We may try to hide it, but we all get older. Yet at the cellular level, it’s not clear what factors determine age. A new study of biological aging has found parallels to physical aging in glasses and other soft materials. The researchers investigated wound healing in cell cultures, finding that “older” cultures heal more slowly, just as “older” glasses relax more slowly. Based on this analogy, the team developed a model in which the age of a cellular system is related to the degree of biochemical “trapping” of cells in an arrested (nongrowing) state. They suggest that loosening this trapping mechanism could slow aging.
Yuting Lou from the University of Tokyo and colleagues performed wound healing assays, which involved scratching a thin line in the middle of a sheet of cells grown on a dish. Over time, the cells closed the wound by migrating into the open space. However, unlike conventional assays, the cells went through a controlled waiting period prior to wound creation.

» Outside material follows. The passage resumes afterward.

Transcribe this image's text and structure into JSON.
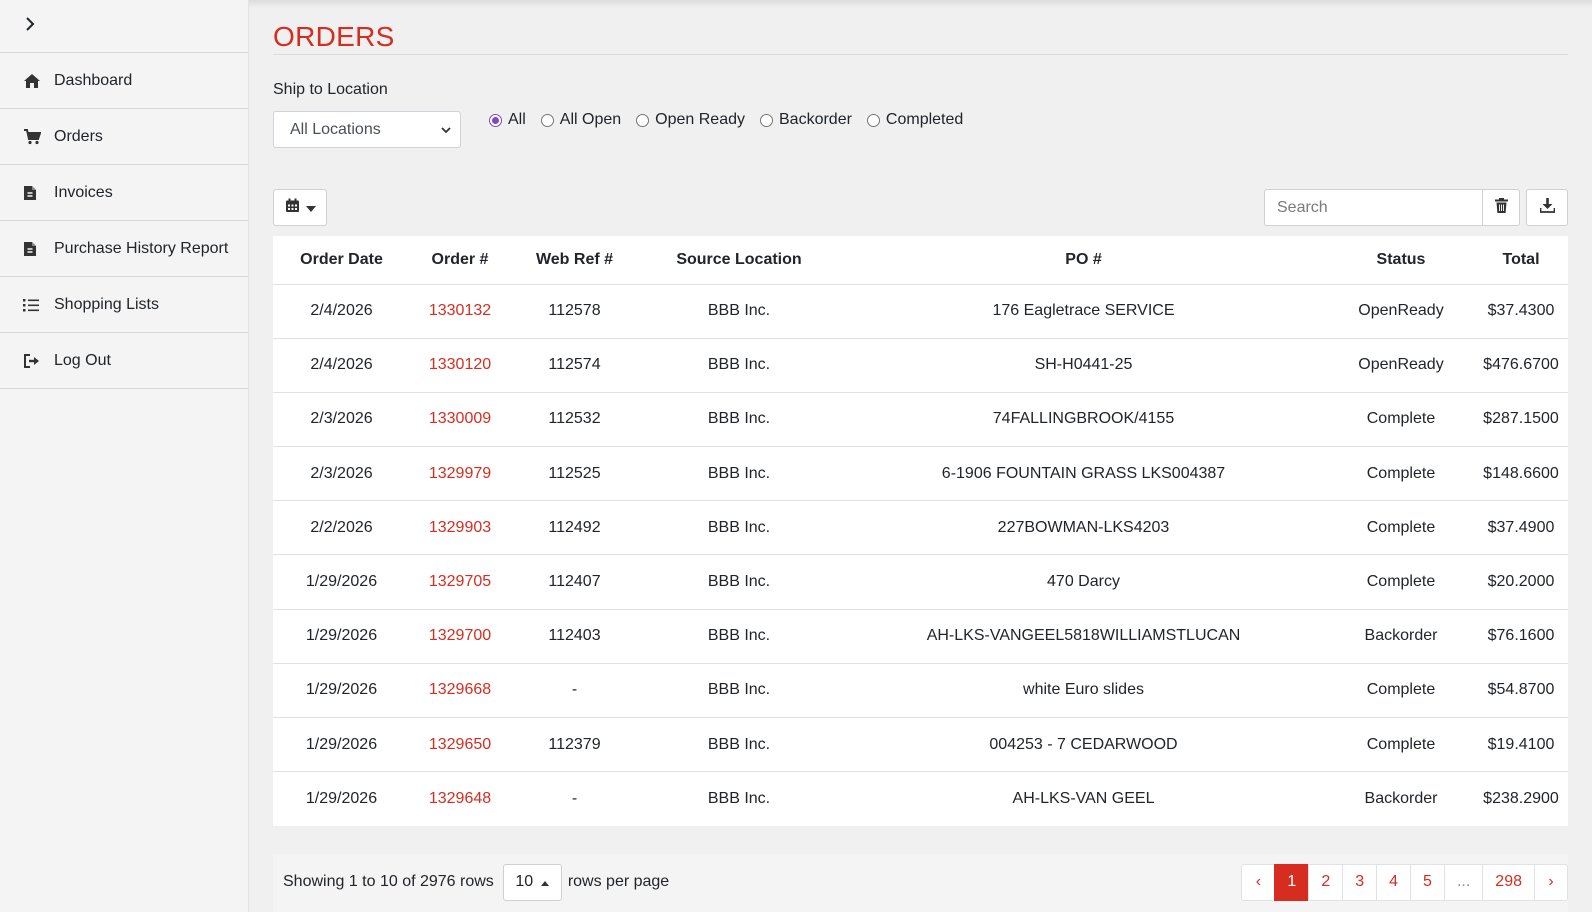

The team found that longer waiting periods resulted in slower healing rates. To explain this aging, the team used an agent-based model, in which cells can be either in a growth state or an arrested state, depending on various environmental signals. These signals evolve with time so that it becomes harder for older cells to transition from arrested to growth states. The cells essentially become trapped in arrest and thus respond more slowly to the presence of a wound. In glasses, a similar model of potential energy traps affecting the motion of constituent particles has been used to explain why these materials become less responsive to perturbations as they age.
This research is published in Physical Review E.
Michael Schirber is a Corresponding Editor for Physics based in Lyon, France.